(Items from a dataset)
******

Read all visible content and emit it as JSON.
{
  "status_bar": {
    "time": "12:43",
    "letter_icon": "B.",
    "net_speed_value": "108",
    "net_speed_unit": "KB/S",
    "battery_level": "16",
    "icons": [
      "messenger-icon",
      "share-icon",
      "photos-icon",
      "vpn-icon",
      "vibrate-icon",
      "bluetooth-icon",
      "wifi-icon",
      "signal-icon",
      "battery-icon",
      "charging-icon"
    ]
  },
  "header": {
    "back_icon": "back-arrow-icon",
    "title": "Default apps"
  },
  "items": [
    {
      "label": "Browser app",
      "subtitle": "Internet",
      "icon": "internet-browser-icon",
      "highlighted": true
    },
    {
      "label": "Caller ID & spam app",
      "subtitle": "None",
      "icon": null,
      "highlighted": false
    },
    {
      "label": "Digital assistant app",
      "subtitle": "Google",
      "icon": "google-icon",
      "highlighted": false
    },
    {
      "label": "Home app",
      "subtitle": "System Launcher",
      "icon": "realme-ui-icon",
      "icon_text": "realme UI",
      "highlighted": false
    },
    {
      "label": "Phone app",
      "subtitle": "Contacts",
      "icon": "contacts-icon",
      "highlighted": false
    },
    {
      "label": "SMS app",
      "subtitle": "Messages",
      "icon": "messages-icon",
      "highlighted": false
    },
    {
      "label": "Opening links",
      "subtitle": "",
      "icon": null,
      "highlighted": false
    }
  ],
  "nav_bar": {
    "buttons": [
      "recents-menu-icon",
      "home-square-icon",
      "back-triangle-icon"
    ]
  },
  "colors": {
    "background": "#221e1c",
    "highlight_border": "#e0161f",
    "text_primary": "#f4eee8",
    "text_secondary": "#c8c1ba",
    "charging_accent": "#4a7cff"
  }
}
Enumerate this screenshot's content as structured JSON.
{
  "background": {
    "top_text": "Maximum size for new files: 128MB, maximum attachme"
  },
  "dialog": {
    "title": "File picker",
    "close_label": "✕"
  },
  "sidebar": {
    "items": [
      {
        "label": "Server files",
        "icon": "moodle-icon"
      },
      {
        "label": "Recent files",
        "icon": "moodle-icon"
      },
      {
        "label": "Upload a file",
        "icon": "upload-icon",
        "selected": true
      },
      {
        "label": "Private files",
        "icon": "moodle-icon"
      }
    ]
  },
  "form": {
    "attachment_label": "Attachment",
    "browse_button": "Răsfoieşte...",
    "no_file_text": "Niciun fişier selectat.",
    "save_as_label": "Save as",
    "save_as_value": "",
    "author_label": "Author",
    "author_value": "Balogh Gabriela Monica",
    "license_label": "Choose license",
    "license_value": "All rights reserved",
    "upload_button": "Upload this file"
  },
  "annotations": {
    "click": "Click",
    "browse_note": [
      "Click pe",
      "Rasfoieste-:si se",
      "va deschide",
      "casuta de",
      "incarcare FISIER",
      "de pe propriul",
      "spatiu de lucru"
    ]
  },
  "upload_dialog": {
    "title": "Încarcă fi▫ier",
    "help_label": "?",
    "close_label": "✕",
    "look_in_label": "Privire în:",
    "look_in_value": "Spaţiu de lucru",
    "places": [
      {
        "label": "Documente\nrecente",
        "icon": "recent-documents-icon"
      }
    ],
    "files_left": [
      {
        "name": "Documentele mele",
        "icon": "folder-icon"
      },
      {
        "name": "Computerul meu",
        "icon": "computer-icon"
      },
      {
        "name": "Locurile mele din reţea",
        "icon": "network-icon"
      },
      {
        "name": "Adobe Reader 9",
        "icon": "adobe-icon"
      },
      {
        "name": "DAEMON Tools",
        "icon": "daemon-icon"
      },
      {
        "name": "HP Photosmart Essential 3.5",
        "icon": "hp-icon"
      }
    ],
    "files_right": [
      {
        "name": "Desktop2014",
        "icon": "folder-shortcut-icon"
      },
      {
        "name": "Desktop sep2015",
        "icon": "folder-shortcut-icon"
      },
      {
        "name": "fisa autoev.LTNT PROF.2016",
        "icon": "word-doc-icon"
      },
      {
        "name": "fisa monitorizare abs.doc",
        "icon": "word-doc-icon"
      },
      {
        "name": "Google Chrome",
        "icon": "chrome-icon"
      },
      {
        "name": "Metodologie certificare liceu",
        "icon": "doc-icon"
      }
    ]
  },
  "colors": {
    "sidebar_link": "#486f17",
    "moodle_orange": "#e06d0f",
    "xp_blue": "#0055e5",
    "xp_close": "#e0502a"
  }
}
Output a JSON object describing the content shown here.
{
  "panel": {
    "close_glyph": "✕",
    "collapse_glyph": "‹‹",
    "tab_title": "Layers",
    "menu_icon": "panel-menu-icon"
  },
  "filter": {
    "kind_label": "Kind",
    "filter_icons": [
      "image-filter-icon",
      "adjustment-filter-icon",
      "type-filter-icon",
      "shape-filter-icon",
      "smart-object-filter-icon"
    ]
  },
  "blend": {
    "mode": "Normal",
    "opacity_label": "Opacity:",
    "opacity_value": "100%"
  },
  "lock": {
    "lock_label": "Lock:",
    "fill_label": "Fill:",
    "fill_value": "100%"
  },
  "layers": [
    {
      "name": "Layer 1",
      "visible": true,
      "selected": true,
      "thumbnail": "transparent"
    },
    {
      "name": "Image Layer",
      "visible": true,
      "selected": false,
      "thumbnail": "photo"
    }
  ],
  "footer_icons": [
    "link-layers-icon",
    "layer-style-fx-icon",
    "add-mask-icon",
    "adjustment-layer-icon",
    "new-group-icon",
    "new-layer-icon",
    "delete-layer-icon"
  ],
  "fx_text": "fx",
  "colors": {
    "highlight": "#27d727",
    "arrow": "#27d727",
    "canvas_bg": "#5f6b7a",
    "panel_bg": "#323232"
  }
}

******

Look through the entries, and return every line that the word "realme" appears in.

      "icon": "realme-ui-icon",
      "icon_text": "realme UI",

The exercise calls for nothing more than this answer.